**TASK STATEMENT:** Copy out all lines from the entries below in which "Riot" occurs.

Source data
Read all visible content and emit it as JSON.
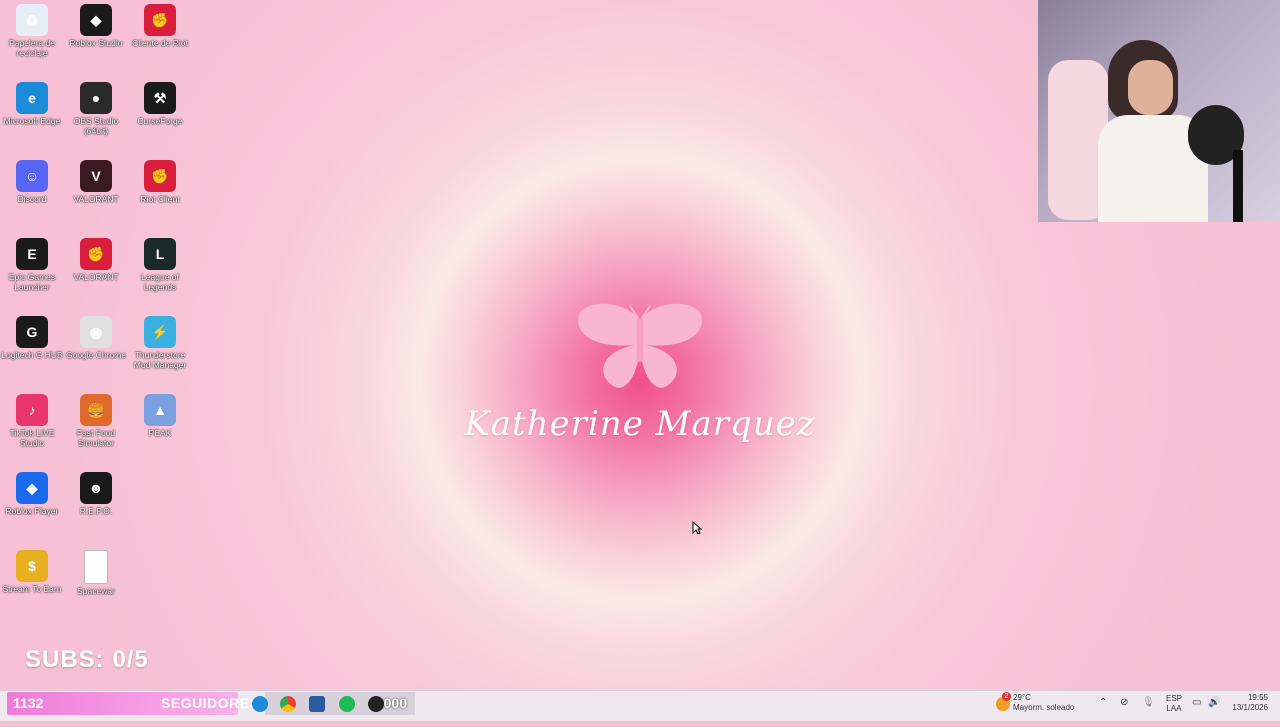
{
  "desktop_icons": [
    {
      "label": "Papelera de reciclaje",
      "col": 0,
      "row": 0,
      "color": "#e8eef6",
      "glyph": "♻"
    },
    {
      "label": "Roblox Studio",
      "col": 1,
      "row": 0,
      "color": "#1a1a1a",
      "glyph": "◆"
    },
    {
      "label": "Cliente de Riot",
      "col": 2,
      "row": 0,
      "color": "#d81e3c",
      "glyph": "✊"
    },
    {
      "label": "Microsoft Edge",
      "col": 0,
      "row": 1,
      "color": "#1b8ad8",
      "glyph": "e"
    },
    {
      "label": "OBS Studio (64bit)",
      "col": 1,
      "row": 1,
      "color": "#2a2a2a",
      "glyph": "●"
    },
    {
      "label": "CurseForge",
      "col": 2,
      "row": 1,
      "color": "#1a1a1a",
      "glyph": "⚒"
    },
    {
      "label": "Discord",
      "col": 0,
      "row": 2,
      "color": "#5865f2",
      "glyph": "☺"
    },
    {
      "label": "VALORANT",
      "col": 1,
      "row": 2,
      "color": "#3a1a22",
      "glyph": "V"
    },
    {
      "label": "Riot Client",
      "col": 2,
      "row": 2,
      "color": "#d81e3c",
      "glyph": "✊"
    },
    {
      "label": "Epic Games Launcher",
      "col": 0,
      "row": 3,
      "color": "#1a1a1a",
      "glyph": "E"
    },
    {
      "label": "VALORANT",
      "col": 1,
      "row": 3,
      "color": "#d81e3c",
      "glyph": "✊"
    },
    {
      "label": "League of Legends",
      "col": 2,
      "row": 3,
      "color": "#1a2a2a",
      "glyph": "L"
    },
    {
      "label": "Logitech G HUB",
      "col": 0,
      "row": 4,
      "color": "#1a1a1a",
      "glyph": "G"
    },
    {
      "label": "Google Chrome",
      "col": 1,
      "row": 4,
      "color": "#e0e0e0",
      "glyph": "◉"
    },
    {
      "label": "Thunderstore Mod Manager",
      "col": 2,
      "row": 4,
      "color": "#3ab0e0",
      "glyph": "⚡"
    },
    {
      "label": "TikTok LIVE Studio",
      "col": 0,
      "row": 5,
      "color": "#e8356b",
      "glyph": "♪"
    },
    {
      "label": "Fast Food Simulator",
      "col": 1,
      "row": 5,
      "color": "#e06a2a",
      "glyph": "🍔"
    },
    {
      "label": "PEAK",
      "col": 2,
      "row": 5,
      "color": "#7aa0e0",
      "glyph": "▲"
    },
    {
      "label": "Roblox Player",
      "col": 0,
      "row": 6,
      "color": "#1a6af0",
      "glyph": "◆"
    },
    {
      "label": "R.E.P.O.",
      "col": 1,
      "row": 6,
      "color": "#1a1a1a",
      "glyph": "☻"
    },
    {
      "label": "Stream To Earn",
      "col": 0,
      "row": 7,
      "color": "#e8b020",
      "glyph": "$"
    },
    {
      "label": "Spacewar",
      "col": 1,
      "row": 7,
      "color": "#ffffff",
      "glyph": ""
    }
  ],
  "wallpaper": {
    "name": "Katherine Marquez"
  },
  "overlay": {
    "subs_goal": "SUBS: 0/5",
    "followers_count": "1132",
    "followers_label": "SEGUIDORES",
    "followers_goal": "2000",
    "followers_progress": 0.566
  },
  "taskbar": {
    "pinned": [
      "edge-icon",
      "chrome-icon",
      "file-explorer-icon",
      "spotify-icon",
      "obs-icon"
    ]
  },
  "tray": {
    "weather_temp": "29°C",
    "weather_desc": "Mayorm. soleado",
    "weather_badge": "2",
    "lang_top": "ESP",
    "lang_bottom": "LAA",
    "time": "19:55",
    "date": "13/1/2026"
  },
  "colors": {
    "accent_pink": "#ee7bd8",
    "wallpaper_center": "#f0508a"
  }
}
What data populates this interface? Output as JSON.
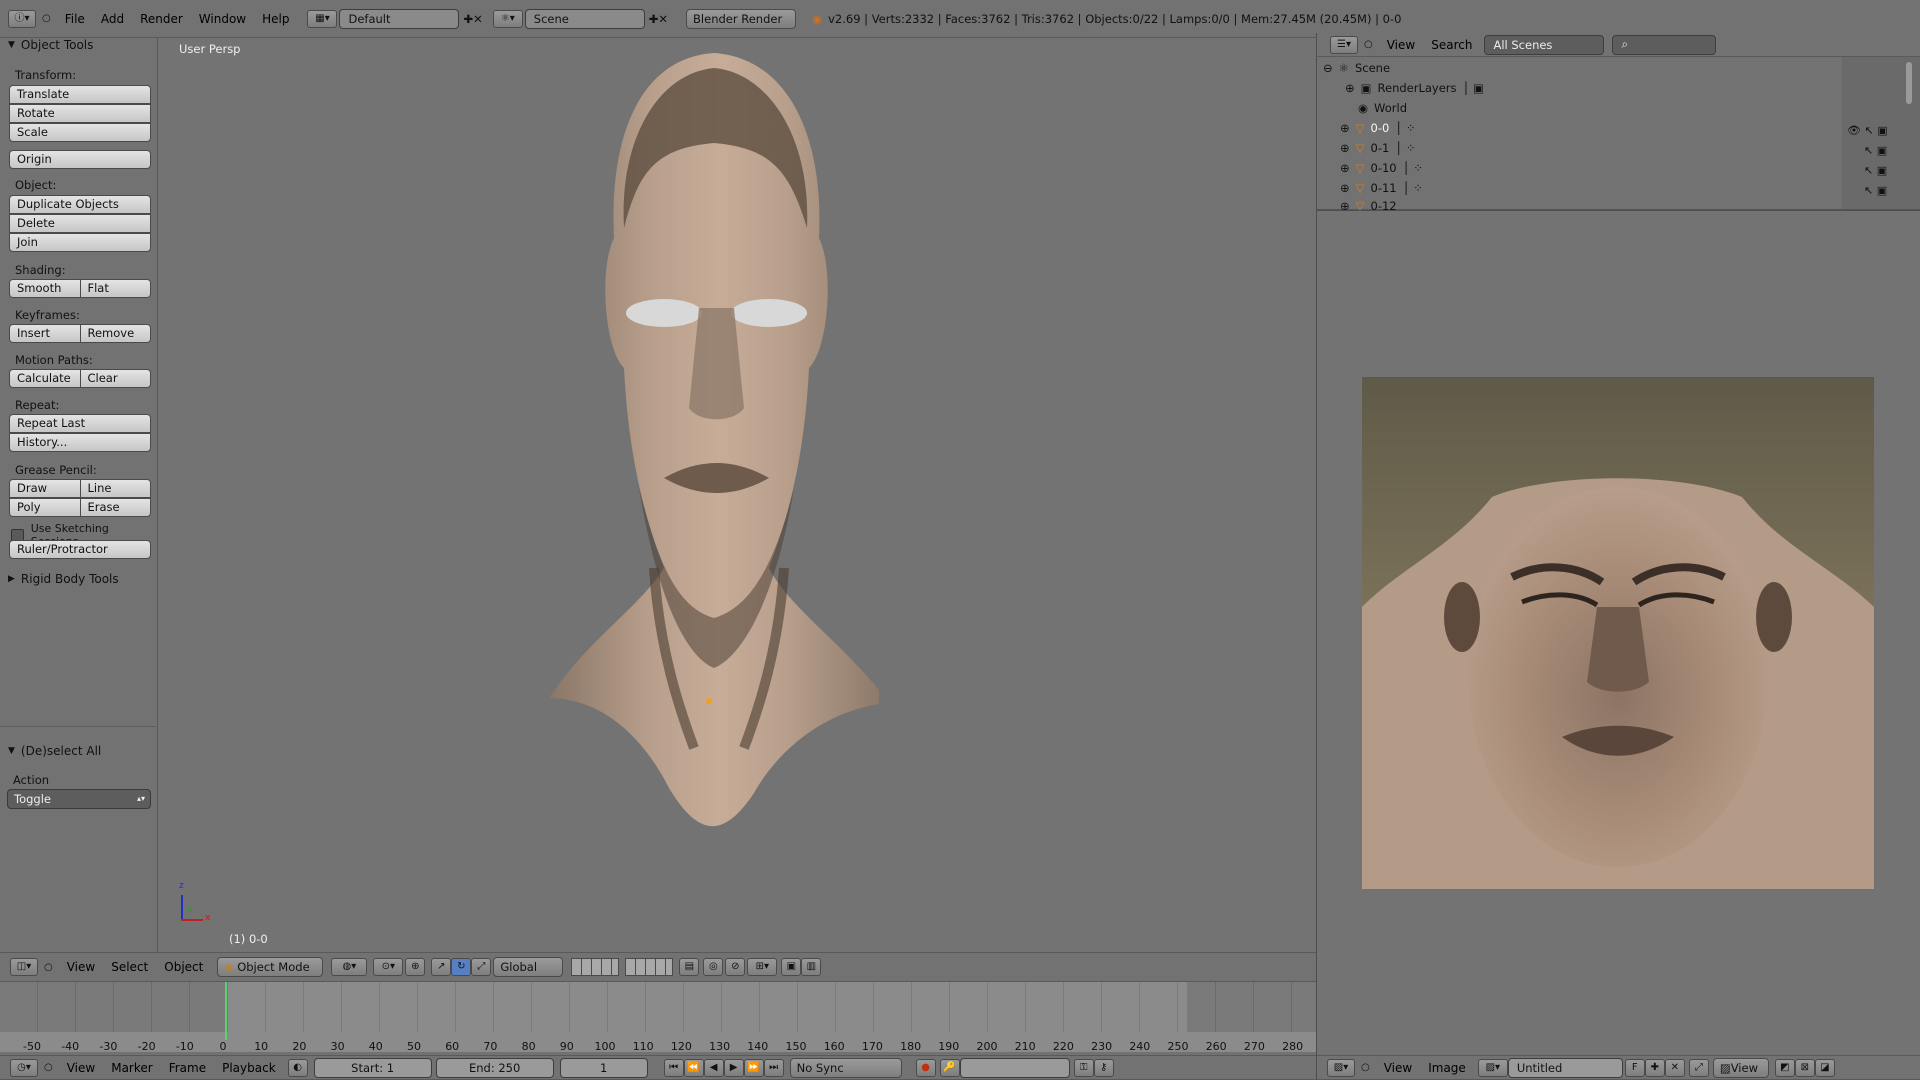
{
  "topbar": {
    "menus": [
      "File",
      "Add",
      "Render",
      "Window",
      "Help"
    ],
    "screen_layout": "Default",
    "scene": "Scene",
    "render_engine": "Blender Render",
    "stats": "v2.69 | Verts:2332 | Faces:3762 | Tris:3762 | Objects:0/22 | Lamps:0/0 | Mem:27.45M (20.45M) | 0-0"
  },
  "tool_shelf": {
    "title": "Object Tools",
    "transform_label": "Transform:",
    "translate": "Translate",
    "rotate": "Rotate",
    "scale": "Scale",
    "origin": "Origin",
    "object_label": "Object:",
    "duplicate": "Duplicate Objects",
    "delete": "Delete",
    "join": "Join",
    "shading_label": "Shading:",
    "smooth": "Smooth",
    "flat": "Flat",
    "keyframes_label": "Keyframes:",
    "insert": "Insert",
    "remove": "Remove",
    "motion_label": "Motion Paths:",
    "calculate": "Calculate",
    "clear": "Clear",
    "repeat_label": "Repeat:",
    "repeat_last": "Repeat Last",
    "history": "History...",
    "grease_label": "Grease Pencil:",
    "draw": "Draw",
    "line": "Line",
    "poly": "Poly",
    "erase": "Erase",
    "sketching": "Use Sketching Sessions",
    "ruler": "Ruler/Protractor",
    "rigid": "Rigid Body Tools",
    "deselect_title": "(De)select All",
    "action_label": "Action",
    "action_value": "Toggle"
  },
  "viewport": {
    "view_name": "User Persp",
    "object_info": "(1) 0-0",
    "axis_x": "x",
    "axis_y": "y",
    "axis_z": "z"
  },
  "viewport_header": {
    "view": "View",
    "select": "Select",
    "object": "Object",
    "mode": "Object Mode",
    "orientation": "Global"
  },
  "timeline": {
    "ticks": [
      "-50",
      "-40",
      "-30",
      "-20",
      "-10",
      "0",
      "10",
      "20",
      "30",
      "40",
      "50",
      "60",
      "70",
      "80",
      "90",
      "100",
      "110",
      "120",
      "130",
      "140",
      "150",
      "160",
      "170",
      "180",
      "190",
      "200",
      "210",
      "220",
      "230",
      "240",
      "250",
      "260",
      "270",
      "280"
    ],
    "menus": [
      "View",
      "Marker",
      "Frame",
      "Playback"
    ],
    "start": "Start: 1",
    "end": "End: 250",
    "current": "1",
    "sync": "No Sync"
  },
  "outliner": {
    "view": "View",
    "search": "Search",
    "filter": "All Scenes",
    "items": [
      "Scene",
      "RenderLayers",
      "World",
      "0-0",
      "0-1",
      "0-10",
      "0-11",
      "0-12"
    ]
  },
  "image_editor": {
    "view": "View",
    "image": "Image",
    "image_name": "Untitled",
    "fake_user": "F",
    "view_menu": "View"
  }
}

**COMPLETED EXERCISE:**
      "label": "Cliente de Riot",
      "label": "Riot Client",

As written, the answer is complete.